Local District Nursing Associations were responsible for employing and paying District Nurses, and providing homes for them to live in, prior to the creation of the National Health Service in July 1948. Largo was one of the first places in Fife to have a District Nurse. Details of how this came about are provided by the 1932 'Largo Village Book'. It states:
"About 45 years ago, Mrs Baxter of Teasses, feeling there was a great need for a nurse to care for the old people and to attend maternity cases, called a meeting of a few of the neighbours likely to be interested. They agreed that a nurse would be a great benefit in the place and so decided to have one. The nurse was supported at first entirely by private subscription but as time went on, and her work increased, and the patients found out how much her work meant to them, they began to contribute too. This rather happy-go-lucky method went on very successfully until after the War, then it was agreed to form a District Nursing Association, with an annual subscription for members of 5s per annum."

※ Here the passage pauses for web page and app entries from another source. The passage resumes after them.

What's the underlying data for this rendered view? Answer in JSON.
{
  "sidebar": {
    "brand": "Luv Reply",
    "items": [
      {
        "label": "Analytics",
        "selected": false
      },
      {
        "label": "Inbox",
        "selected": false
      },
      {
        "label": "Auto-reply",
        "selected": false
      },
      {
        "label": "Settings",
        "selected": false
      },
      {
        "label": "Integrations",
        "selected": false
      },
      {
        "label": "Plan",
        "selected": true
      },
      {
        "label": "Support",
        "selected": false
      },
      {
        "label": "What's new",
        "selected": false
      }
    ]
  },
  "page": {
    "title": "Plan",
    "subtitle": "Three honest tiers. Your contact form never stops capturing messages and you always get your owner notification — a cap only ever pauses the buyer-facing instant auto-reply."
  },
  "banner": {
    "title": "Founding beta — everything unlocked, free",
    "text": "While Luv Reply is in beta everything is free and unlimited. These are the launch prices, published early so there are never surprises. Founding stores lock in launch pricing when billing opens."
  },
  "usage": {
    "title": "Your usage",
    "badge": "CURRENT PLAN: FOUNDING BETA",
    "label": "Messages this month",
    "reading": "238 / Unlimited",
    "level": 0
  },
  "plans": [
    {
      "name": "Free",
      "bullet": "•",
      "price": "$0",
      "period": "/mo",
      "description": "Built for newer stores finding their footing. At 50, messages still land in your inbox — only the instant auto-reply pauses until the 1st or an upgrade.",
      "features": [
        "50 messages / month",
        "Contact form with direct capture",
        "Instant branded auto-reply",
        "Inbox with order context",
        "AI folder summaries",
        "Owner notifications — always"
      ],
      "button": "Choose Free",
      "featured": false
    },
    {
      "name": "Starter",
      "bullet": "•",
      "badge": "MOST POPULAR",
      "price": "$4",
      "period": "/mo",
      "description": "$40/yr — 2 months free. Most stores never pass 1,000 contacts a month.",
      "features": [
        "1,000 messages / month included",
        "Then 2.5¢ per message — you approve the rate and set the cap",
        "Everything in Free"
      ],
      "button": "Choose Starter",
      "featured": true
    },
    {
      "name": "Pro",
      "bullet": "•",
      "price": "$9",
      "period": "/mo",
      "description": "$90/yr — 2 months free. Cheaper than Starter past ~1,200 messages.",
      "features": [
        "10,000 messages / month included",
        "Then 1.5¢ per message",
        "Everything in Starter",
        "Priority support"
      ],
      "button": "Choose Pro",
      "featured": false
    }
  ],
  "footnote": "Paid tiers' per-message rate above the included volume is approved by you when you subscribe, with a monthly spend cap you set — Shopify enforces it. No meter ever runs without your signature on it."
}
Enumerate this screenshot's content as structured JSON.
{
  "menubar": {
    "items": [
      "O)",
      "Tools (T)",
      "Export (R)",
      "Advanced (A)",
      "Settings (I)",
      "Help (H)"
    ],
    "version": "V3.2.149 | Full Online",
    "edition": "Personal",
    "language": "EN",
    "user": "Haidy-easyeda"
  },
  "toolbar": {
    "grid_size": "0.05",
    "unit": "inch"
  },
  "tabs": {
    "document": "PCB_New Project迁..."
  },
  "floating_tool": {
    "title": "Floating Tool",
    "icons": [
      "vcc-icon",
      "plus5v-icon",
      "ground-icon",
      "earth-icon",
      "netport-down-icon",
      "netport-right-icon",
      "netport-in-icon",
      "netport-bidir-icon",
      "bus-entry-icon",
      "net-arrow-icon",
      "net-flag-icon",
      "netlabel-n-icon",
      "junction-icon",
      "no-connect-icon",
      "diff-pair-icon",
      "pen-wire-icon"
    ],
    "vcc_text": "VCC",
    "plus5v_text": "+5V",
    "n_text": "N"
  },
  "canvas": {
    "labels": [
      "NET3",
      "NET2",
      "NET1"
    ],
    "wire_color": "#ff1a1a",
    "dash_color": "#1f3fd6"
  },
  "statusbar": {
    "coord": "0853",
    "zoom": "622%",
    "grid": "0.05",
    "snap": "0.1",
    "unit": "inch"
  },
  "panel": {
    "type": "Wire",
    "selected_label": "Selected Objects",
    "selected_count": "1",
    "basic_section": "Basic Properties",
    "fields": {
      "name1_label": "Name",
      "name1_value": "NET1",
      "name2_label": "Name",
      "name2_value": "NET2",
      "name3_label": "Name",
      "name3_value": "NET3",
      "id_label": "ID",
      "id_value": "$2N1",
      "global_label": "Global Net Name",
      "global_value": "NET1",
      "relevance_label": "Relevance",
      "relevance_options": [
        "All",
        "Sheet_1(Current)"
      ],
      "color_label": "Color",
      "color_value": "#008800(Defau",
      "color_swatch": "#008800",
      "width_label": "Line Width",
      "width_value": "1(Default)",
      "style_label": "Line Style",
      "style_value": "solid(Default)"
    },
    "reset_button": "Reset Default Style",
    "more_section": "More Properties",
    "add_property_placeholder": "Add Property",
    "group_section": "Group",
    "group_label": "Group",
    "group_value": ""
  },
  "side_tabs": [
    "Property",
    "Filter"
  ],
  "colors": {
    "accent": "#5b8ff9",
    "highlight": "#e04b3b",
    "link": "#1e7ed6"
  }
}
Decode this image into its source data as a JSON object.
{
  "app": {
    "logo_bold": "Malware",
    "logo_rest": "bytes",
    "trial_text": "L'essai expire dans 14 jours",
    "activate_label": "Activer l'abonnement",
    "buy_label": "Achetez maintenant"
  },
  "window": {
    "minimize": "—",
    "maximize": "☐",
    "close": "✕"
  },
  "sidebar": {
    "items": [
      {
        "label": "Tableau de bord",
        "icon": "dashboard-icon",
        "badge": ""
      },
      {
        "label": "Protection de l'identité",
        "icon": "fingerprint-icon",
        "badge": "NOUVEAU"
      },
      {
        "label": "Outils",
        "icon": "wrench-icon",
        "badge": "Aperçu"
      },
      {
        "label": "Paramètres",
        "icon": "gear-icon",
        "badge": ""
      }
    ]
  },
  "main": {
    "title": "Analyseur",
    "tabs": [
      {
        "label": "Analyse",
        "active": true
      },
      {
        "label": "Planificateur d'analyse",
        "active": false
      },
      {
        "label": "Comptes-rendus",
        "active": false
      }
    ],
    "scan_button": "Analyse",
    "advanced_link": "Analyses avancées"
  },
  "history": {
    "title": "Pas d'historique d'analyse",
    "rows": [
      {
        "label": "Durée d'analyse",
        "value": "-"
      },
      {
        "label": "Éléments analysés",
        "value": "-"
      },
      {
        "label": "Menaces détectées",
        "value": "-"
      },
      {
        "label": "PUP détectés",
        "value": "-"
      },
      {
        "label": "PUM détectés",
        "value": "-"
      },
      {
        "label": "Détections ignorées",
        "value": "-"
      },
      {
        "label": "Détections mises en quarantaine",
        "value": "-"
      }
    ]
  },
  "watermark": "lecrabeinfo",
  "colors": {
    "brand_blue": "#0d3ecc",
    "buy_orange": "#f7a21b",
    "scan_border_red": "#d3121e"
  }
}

By June 1926, plans had been lodged for "a most inviting little home with two bay windows facing the Largo Road and Memorial." The Leven Mail of 30 June went on to say that "the accommodation will include a committee meeting room, nurse's bedroom and caretaker's bedroom." The 'Largo Village Book' notes that it was Mrs Paxton of Homelands who gave the cottage and that it was handed over in 1927.